- **TASK DESCRIPTION**: In the entries below, find the string "calendar" and return each line holding it.

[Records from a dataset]
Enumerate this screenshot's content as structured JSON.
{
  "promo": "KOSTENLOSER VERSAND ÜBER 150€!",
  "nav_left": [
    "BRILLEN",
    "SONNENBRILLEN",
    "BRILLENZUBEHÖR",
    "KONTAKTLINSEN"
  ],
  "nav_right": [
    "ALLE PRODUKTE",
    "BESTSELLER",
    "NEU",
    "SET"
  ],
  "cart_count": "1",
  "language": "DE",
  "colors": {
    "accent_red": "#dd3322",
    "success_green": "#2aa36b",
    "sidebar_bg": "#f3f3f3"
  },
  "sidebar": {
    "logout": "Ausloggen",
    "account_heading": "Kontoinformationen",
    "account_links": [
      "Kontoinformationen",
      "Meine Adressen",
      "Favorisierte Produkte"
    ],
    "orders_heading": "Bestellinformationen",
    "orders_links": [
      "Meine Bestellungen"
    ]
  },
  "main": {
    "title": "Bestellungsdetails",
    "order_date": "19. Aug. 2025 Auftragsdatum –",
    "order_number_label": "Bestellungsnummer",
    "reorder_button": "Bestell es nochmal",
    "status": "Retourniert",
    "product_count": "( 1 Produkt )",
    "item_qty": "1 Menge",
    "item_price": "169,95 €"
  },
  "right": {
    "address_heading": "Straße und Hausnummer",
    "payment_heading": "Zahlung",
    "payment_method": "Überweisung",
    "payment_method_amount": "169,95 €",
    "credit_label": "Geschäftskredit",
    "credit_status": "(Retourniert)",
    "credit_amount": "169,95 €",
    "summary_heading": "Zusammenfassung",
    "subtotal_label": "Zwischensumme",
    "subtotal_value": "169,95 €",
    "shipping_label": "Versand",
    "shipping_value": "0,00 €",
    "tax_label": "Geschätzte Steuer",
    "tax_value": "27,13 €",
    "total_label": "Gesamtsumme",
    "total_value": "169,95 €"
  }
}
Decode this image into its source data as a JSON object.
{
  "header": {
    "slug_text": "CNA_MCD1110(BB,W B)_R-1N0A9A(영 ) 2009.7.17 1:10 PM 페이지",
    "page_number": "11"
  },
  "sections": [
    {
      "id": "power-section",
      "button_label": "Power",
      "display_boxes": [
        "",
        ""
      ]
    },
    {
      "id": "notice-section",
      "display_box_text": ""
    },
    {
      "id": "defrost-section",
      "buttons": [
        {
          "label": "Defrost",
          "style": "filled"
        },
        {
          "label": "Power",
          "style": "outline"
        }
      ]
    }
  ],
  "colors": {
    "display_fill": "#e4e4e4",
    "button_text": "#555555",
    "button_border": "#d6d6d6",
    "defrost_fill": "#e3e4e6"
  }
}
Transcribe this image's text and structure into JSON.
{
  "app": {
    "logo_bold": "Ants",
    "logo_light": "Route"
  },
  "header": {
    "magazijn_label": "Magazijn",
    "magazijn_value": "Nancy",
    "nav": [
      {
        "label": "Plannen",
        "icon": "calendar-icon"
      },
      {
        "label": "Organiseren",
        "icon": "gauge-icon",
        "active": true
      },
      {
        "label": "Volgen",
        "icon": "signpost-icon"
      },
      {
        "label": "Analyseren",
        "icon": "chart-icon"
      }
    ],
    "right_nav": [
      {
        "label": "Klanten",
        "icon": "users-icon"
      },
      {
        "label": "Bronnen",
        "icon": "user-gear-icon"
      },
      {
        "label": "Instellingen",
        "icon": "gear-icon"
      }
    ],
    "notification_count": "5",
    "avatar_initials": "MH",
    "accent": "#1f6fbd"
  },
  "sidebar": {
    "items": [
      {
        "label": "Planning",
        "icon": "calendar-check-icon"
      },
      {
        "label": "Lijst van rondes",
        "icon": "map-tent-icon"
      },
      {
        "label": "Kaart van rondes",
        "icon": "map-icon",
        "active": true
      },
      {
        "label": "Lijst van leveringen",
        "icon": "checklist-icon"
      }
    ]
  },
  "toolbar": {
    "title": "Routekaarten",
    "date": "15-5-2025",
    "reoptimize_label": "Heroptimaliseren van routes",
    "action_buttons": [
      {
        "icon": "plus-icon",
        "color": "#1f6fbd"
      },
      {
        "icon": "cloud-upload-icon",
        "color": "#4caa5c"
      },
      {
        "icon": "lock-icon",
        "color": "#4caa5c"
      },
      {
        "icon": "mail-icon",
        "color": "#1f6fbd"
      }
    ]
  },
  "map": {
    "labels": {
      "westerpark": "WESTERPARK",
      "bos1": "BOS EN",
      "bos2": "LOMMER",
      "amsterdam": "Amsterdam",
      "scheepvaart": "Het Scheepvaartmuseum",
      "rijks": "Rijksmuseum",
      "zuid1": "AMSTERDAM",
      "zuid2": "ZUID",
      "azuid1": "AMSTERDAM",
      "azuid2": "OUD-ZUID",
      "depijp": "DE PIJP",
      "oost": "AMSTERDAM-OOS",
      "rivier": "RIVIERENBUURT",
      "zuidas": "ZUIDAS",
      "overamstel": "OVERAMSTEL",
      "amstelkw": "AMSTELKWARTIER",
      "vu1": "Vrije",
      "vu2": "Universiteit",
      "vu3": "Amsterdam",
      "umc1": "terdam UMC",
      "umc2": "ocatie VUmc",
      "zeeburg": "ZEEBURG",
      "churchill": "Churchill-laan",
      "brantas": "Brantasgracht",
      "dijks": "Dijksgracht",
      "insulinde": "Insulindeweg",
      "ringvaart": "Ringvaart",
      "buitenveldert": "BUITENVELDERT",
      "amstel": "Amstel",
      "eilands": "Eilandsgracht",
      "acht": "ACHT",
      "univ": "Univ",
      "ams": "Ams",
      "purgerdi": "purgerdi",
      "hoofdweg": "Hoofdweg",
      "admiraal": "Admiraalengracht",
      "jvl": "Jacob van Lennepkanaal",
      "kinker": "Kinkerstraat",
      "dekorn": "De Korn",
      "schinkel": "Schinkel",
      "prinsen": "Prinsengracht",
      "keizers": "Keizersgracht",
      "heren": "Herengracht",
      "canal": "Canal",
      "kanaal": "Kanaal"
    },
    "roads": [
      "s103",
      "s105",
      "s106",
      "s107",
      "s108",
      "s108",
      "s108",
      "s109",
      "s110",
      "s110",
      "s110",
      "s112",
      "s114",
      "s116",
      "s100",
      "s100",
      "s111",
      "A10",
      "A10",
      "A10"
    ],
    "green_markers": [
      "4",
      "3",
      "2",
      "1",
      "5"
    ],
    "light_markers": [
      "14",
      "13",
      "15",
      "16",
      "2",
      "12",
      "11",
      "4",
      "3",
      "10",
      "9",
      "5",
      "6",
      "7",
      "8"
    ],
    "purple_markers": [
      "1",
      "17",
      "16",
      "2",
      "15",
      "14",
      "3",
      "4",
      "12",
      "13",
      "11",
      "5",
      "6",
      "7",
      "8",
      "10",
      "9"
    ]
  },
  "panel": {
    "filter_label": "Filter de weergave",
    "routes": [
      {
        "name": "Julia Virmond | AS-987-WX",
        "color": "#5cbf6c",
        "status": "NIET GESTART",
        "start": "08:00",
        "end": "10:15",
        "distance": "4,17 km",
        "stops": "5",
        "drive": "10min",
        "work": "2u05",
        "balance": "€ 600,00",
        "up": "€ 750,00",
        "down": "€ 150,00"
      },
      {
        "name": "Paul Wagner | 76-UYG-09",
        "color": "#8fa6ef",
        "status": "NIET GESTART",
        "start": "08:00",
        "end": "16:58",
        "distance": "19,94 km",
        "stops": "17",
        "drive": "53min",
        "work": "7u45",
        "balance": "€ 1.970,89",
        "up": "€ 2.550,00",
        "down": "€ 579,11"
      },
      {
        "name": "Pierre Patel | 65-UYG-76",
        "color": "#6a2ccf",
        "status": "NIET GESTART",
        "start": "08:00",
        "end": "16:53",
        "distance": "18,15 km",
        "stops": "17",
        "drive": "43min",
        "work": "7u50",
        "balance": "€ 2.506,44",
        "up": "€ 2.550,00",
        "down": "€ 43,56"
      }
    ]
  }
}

- **RESULT**:
        "icon": "calendar-icon"
        "icon": "calendar-check-icon"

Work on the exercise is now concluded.